Jeffrey Roland | Special to BIZ. Magazine
Everyone wants college students to return in person for the fall semester. How do we make that happen safely?
The surest way would be with mandated vaccination against COVID-19. This is why the American College Health Association has formally recommended COVID-19 vaccinations for students. This is why 540 colleges around the country, many of them public, have already mandated vaccination for students returning in person for Fall 2021. This is why, on June 18, the LSU Board of Supervisors—prompted by similar, separate actions by LSU, Baton Rouge faculty and students—voted to mandate COVID-19 vaccinations for students attending the universities’ various campuses.
This mandate, however, will not go into effect without at least one of the existing vaccines receiving full FDA approval. With fewer than one in three college-aged adults fully vaccinated in Louisiana, returning in person to Louisiana colleges this August will require serious mitigation measures against the spread of the COVID-19 virus (SARS-CoV-2) and its rapidly evolving variants.

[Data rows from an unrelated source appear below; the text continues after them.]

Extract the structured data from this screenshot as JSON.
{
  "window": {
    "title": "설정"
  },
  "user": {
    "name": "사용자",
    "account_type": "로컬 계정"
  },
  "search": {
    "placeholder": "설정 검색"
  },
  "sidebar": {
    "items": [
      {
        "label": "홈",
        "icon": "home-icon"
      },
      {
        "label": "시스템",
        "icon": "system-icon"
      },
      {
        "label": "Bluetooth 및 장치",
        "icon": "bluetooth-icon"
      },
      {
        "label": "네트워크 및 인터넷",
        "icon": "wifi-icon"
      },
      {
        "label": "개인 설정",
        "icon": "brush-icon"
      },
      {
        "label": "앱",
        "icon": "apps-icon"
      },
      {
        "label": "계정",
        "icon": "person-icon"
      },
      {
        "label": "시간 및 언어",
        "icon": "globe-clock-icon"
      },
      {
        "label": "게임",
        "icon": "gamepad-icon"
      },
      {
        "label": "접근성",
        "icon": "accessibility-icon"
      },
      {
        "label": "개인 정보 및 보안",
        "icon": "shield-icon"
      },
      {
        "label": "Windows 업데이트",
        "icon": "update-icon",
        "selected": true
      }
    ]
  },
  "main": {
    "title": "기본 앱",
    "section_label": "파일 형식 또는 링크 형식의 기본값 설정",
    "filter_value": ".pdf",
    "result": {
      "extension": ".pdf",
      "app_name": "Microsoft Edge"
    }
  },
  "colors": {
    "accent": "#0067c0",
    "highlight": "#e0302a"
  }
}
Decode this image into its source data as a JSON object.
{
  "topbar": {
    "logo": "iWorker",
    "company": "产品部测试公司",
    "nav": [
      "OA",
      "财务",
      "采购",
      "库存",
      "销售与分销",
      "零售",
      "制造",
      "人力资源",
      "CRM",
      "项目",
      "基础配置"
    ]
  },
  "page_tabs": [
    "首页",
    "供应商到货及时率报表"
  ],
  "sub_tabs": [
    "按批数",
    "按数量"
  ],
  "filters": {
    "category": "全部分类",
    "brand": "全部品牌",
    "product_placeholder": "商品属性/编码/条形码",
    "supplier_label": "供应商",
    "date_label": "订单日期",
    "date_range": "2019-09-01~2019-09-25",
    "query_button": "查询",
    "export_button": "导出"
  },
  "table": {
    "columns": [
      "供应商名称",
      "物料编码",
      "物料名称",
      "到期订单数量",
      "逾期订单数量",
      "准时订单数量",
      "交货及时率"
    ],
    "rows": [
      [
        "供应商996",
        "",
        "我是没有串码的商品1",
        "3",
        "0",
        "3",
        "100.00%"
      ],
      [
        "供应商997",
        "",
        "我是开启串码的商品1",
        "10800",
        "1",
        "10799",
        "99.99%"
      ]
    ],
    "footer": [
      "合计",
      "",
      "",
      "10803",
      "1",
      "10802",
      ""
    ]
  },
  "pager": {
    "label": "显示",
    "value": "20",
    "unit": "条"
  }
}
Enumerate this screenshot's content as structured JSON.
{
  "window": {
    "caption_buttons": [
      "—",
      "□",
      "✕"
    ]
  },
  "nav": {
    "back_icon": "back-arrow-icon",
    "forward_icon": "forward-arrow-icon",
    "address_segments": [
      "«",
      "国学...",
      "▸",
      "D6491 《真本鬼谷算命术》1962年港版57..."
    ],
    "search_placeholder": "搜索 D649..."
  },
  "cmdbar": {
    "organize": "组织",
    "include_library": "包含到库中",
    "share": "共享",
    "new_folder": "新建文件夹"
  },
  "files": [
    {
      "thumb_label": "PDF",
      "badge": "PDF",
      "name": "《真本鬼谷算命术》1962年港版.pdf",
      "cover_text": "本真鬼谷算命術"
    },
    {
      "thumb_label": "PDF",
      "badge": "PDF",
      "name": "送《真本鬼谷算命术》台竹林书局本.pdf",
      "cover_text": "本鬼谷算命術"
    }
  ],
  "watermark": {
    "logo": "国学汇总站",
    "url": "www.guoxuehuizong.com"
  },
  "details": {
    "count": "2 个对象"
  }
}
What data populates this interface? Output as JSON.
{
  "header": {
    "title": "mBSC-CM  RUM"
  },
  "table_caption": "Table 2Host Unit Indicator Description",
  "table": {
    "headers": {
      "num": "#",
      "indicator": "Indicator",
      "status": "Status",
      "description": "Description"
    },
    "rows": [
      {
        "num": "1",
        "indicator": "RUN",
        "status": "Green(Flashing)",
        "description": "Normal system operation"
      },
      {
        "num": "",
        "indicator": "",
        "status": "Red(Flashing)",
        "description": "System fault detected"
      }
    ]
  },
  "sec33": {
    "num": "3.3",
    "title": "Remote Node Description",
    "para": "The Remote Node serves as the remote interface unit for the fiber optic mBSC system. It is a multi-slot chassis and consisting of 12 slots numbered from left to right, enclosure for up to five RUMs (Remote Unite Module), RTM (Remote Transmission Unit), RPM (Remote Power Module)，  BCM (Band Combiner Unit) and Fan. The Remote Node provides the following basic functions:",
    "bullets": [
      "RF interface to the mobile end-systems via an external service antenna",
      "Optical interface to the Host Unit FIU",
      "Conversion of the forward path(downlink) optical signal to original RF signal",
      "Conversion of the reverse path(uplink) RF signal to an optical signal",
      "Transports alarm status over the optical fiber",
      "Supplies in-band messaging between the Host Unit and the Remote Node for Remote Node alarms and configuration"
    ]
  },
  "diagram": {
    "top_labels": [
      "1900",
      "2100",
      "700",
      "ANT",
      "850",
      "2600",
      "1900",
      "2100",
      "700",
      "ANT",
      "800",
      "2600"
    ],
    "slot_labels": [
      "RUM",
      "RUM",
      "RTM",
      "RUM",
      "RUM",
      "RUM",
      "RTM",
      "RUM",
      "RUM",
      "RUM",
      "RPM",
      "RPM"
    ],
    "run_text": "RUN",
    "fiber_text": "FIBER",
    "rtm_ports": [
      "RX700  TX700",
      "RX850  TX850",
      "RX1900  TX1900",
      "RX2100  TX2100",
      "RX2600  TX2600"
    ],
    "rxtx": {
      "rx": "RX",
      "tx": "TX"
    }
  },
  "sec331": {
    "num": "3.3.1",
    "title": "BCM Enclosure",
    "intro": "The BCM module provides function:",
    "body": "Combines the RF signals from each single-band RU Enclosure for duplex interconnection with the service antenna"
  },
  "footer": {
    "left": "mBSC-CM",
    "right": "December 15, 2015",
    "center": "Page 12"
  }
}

We know much more now about the science of transmitting the COVID-19 virus than we did in the summer of 2020. Infection with the COVID-19 virus is a function of level (how much) and time (how long) of exposure to the virus. With in-person instruction, time of exposure is time spent in the classroom for a given instructional period: one to three hours.
The greatest exposure risk indoors comes from aerosolized virus. This makes mitigation in classes a matter of minimizing the amount of aerosolized virus (viral load) in the classroom.
Aerosols behave a lot like smoke. They linger in the air, can travel long distances in a room, and in sufficient concentration can have effects for hours after their source has left. Minimizing the viral load in an enclosed space is much like trying to keep a room free of smoke. To accomplish this, with smoke or aerosolized virus, the available tools are ventilation and filtration.
The most important factor in minimizing viral load is proper masking. Air changes per hour (ACH) run a close second.
An ACH rating of 4 for an HVAC system means that the air in areas serviced by that system is completely replaced with fresh air every fifteen minutes (i.e., four times an hour). An ACH rating of 4 is minimum safe for a typical classroom to remove aerosolized COVID-19 virus.
For that reason, we must ensure that HVAC systems on every college campus in Louisiana have ACH ratings of at least 4. Given the age of campus infrastructure in Louisiana, it’s unlikely that our current HVAC systems do.
HVAC systems not meeting this minimum-safe ACH rating can be helped by exhaust fans, internal filtration with a MERV rating of 13+, and portable HEPA filtration units. But to ensure effectiveness, installation of these remedies must be overseen by a certified environmental engineer specializing in air quality, not already overburdened campus facilities managers.
Why worry about infections by the COVID-19 virus among college students? There are at least three reasons.
First, infections in any population enable the virus to mutate into variants that threaten the vaccinated and unvaccinated alike. Second, the delta variant, which is expected to be dominant in the United States soon, presents a significant threat even to college-aged people. Third, the delta variant is 50% more transmissible than earlier variants.
Any outbreak in a student population would almost certainly force a repeat of Spring 2020, an abrupt and disruptive transition to remote instruction.
These outcomes are avoidable, but only if we implement appropriate mitigation measures now. August will be too late for our students’ health and education.
Jeffrey Roland is an Associate Professor of Philosophy at Louisiana State University, Baton Rouge.